--- Entries shown ---
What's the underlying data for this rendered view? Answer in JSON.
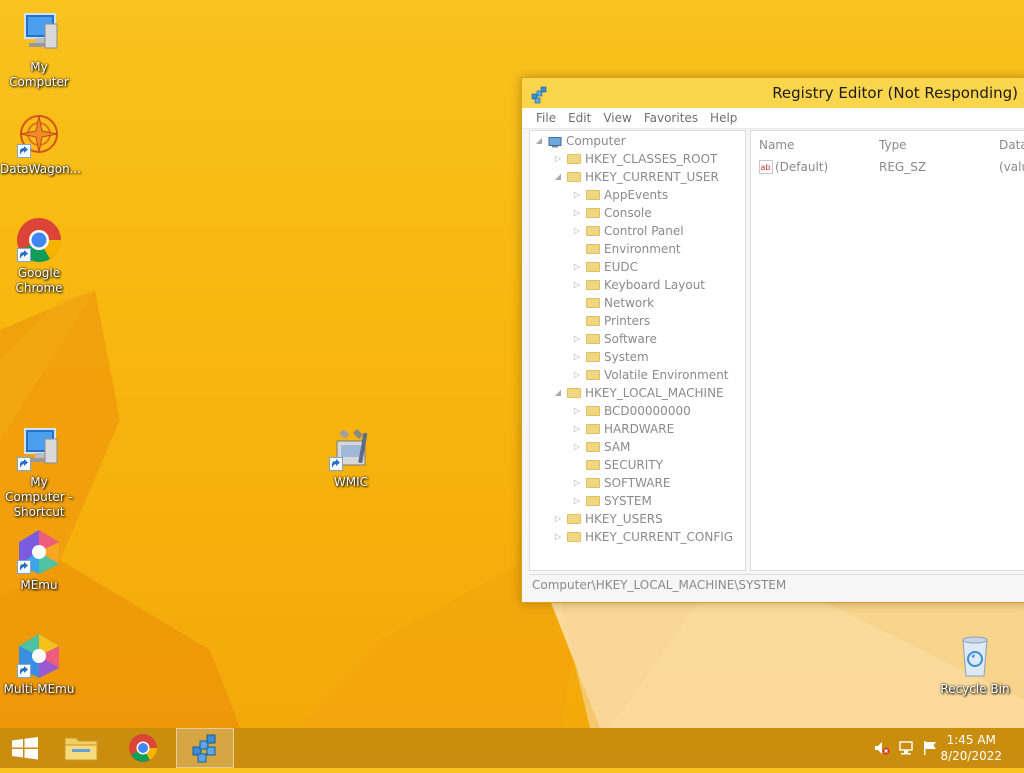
{
  "desktop": {
    "icons": [
      {
        "label": "My Computer"
      },
      {
        "label": "DataWagon..."
      },
      {
        "label": "Google Chrome"
      },
      {
        "label": "My Computer - Shortcut"
      },
      {
        "label": "MEmu"
      },
      {
        "label": "Multi-MEmu"
      },
      {
        "label": "WMIC"
      },
      {
        "label": "Recycle Bin"
      }
    ]
  },
  "regedit": {
    "title": "Registry Editor (Not Responding)",
    "menu": [
      "File",
      "Edit",
      "View",
      "Favorites",
      "Help"
    ],
    "tree": [
      {
        "label": "Computer",
        "level": 0,
        "expander": "expanded"
      },
      {
        "label": "HKEY_CLASSES_ROOT",
        "level": 1,
        "expander": "collapsed"
      },
      {
        "label": "HKEY_CURRENT_USER",
        "level": 1,
        "expander": "expanded"
      },
      {
        "label": "AppEvents",
        "level": 2,
        "expander": "collapsed"
      },
      {
        "label": "Console",
        "level": 2,
        "expander": "collapsed"
      },
      {
        "label": "Control Panel",
        "level": 2,
        "expander": "collapsed"
      },
      {
        "label": "Environment",
        "level": 2,
        "expander": "none"
      },
      {
        "label": "EUDC",
        "level": 2,
        "expander": "collapsed"
      },
      {
        "label": "Keyboard Layout",
        "level": 2,
        "expander": "collapsed"
      },
      {
        "label": "Network",
        "level": 2,
        "expander": "none"
      },
      {
        "label": "Printers",
        "level": 2,
        "expander": "none"
      },
      {
        "label": "Software",
        "level": 2,
        "expander": "collapsed"
      },
      {
        "label": "System",
        "level": 2,
        "expander": "collapsed"
      },
      {
        "label": "Volatile Environment",
        "level": 2,
        "expander": "collapsed"
      },
      {
        "label": "HKEY_LOCAL_MACHINE",
        "level": 1,
        "expander": "expanded"
      },
      {
        "label": "BCD00000000",
        "level": 2,
        "expander": "collapsed"
      },
      {
        "label": "HARDWARE",
        "level": 2,
        "expander": "collapsed"
      },
      {
        "label": "SAM",
        "level": 2,
        "expander": "collapsed"
      },
      {
        "label": "SECURITY",
        "level": 2,
        "expander": "none"
      },
      {
        "label": "SOFTWARE",
        "level": 2,
        "expander": "collapsed"
      },
      {
        "label": "SYSTEM",
        "level": 2,
        "expander": "collapsed"
      },
      {
        "label": "HKEY_USERS",
        "level": 1,
        "expander": "collapsed"
      },
      {
        "label": "HKEY_CURRENT_CONFIG",
        "level": 1,
        "expander": "collapsed"
      }
    ],
    "columns": {
      "name": "Name",
      "type": "Type",
      "data": "Data"
    },
    "values": [
      {
        "name": "(Default)",
        "type": "REG_SZ",
        "data": "(valu"
      }
    ],
    "status_path": "Computer\\HKEY_LOCAL_MACHINE\\SYSTEM"
  },
  "taskbar": {
    "time": "1:45 AM",
    "date": "8/20/2022"
  },
  "colors": {
    "wallpaper": "#f8b80e",
    "titlebar": "#fbd54c",
    "taskbar": "#c48a10"
  }
}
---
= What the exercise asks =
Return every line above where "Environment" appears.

= Written response =
        "label": "Environment",
        "label": "Volatile Environment",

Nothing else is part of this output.